Oregon's landmark climate bill moves toward Ways and Means, historic action
Story by by Oregon Herald staff
SALEM – Oregon's continued response to climate disruption took its next step Wednesday evening, as dozens of statewide organizations, thousands of Oregonians and nationwide observers continue to cheer Salem lawmakers on the verge of adopting landmark legislation.
Lawmakers introduced a final amendment to the Clean Energy Jobs bill, HB 2020, during the first discussions of the legislation in a committee charged with fiscal oversight. Members of the Natural Resources subcommittee of the Joint Ways and Means Committee later approved the Clean Energy Jobs bill in Salem on Wednesday. The bill now heads to the 21-member Joint Committee on Ways and Means for consideration on Friday.
The bill, which caps and prices climate pollution, will help upgrade homes and businesses for money-saving energy efficiency. It can help build more transit options near affordable housing and provide dedicated funds for our Tribal neighbors, a first-time policy in the nation.
"We are excited about the benefits that can flow from this work, including but not limited to further studying energy burden in Oregon, the potential to create a low-income rate class, building capacity and expertise on technological innovation for emissions reductions across many sectors and carbon sequestration," said Jana Gastellum, Oregon Environmental Council Climate Program Director.
Sen. Michael Dembrow's amendment provides more options for how to use proceeds from the sale of pollution in the transportation sector.

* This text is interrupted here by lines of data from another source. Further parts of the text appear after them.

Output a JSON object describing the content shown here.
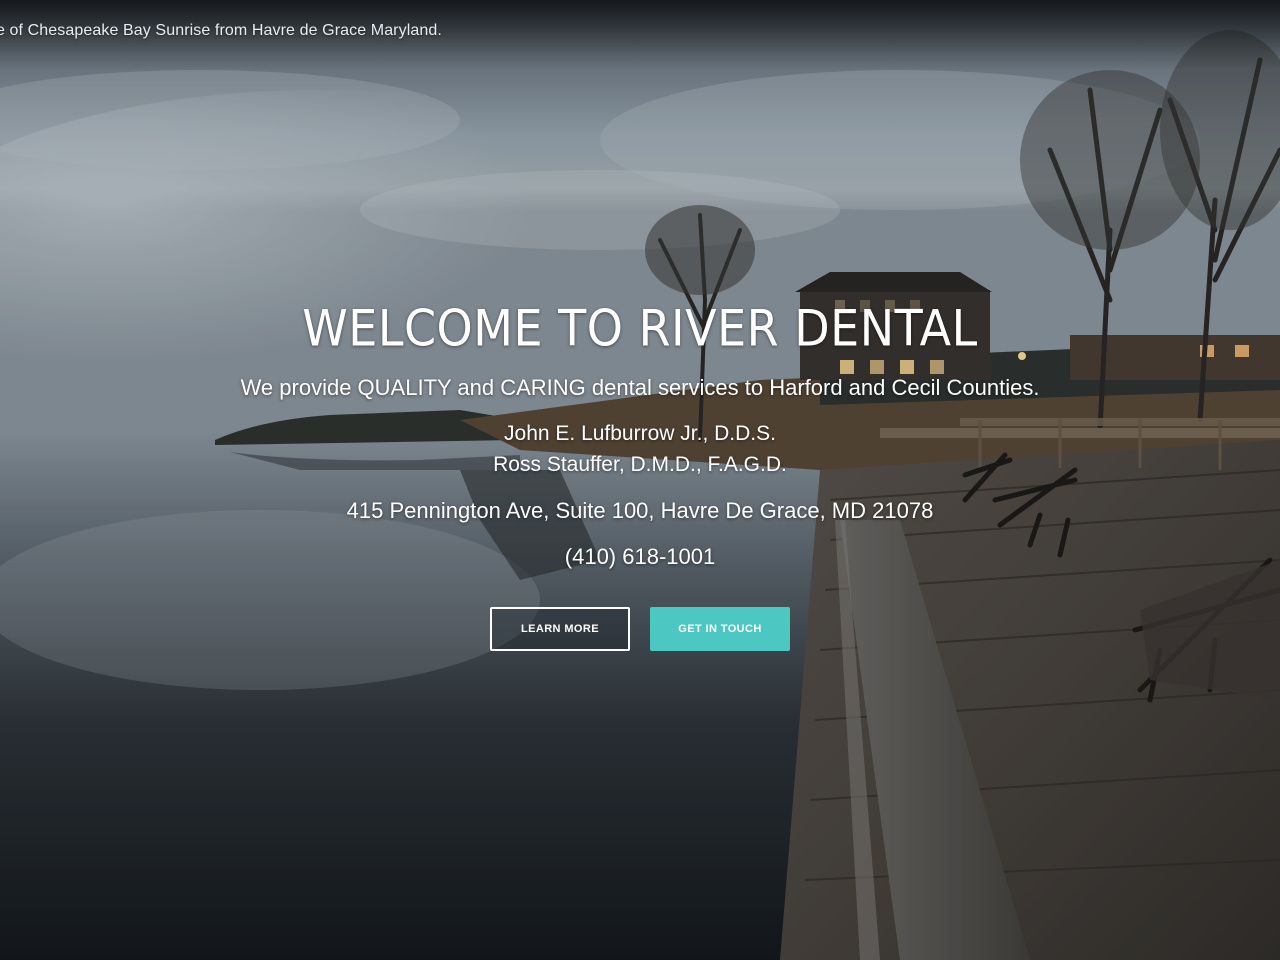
{
  "hero": {
    "image_caption": "e of Chesapeake Bay Sunrise from Havre de Grace Maryland.",
    "title": "WELCOME TO RIVER DENTAL",
    "tagline": "We provide QUALITY and CARING dental services to Harford and Cecil Counties.",
    "doctors": [
      "John E. Lufburrow Jr., D.D.S.",
      "Ross Stauffer, D.M.D., F.A.G.D."
    ],
    "address": "415 Pennington Ave, Suite 100, Havre De Grace, MD 21078",
    "phone": "(410) 618-1001",
    "buttons": {
      "learn_more": "LEARN MORE",
      "get_in_touch": "GET IN TOUCH"
    }
  },
  "colors": {
    "accent": "#4cc7c2",
    "text": "#ffffff"
  }
}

If the Oregon Supreme Court rules that proceeds are not bound by constitutional restrictions, Oregon can use some of those dollars toward buying low to zero-emission fleets, upgrades to other diesel fleets and the creation of a program to trade in old agricultural equipment, similar to "cash for clunkers" programs, with a focus on improving engines most harmful to farmworker health. A second piece to his amendment establishes that certain state-owned forest areas could be used for carbon offset projects over the next six years.
HB 2020 is a call to the nation and international communities that Oregon will do it's part to reduce humanity-threatening climate pollution. The bill is the culmination of a decade of work supported by numerous elected officials, statewide community leaders, environmental advocates, rural and business leaders and more.
Environmental organizations, including OEC, banded together in 2014 to establish Renew Oregon, which has created a coalition of almost 60 organizations representing Oregonians statewide of various interests, who have demanded bold climate action.
Since February 2018, the Renew Oregon coalition has enabled more than 1,675 Oregonians from 119 cities (some who traveled hundreds of miles) to attend six Clean Energy Jobs Lobby Days at the state's capital. Most recently, about 200 Oregonians scheduled 50 meetings with 40 lawmakers and their staff to let them know they deeply care about the Clean Energy Jobs bill.
Further Reading and Media:
A list and open letter by the near-60 organizations in coalition to support HB 2020, which includes environmental justice, business, labor, agriculture and many more interests. Video included
OEC and partner visual media: Former California Gov. Arnold Swarzeneiger's support for HB 2020 (California Governor at the time cap-and-trade passed), Former Vice President Al Gore endorsement, Agriculture Voices in Medford and Noti, Oregon, lawmaker voices from Lobby Day 2019, Youth Voices during Earth Day 2019
About Oregon Environmental Council: We bring Oregonians together to protect our water, air and land with healthy solutions that work for today and for future generations. Founded in 1968 by concerned Oregonians from across the state, we are a membership-based, nonpartisan nonprofit. Follow us!@oeconline |OEConline.org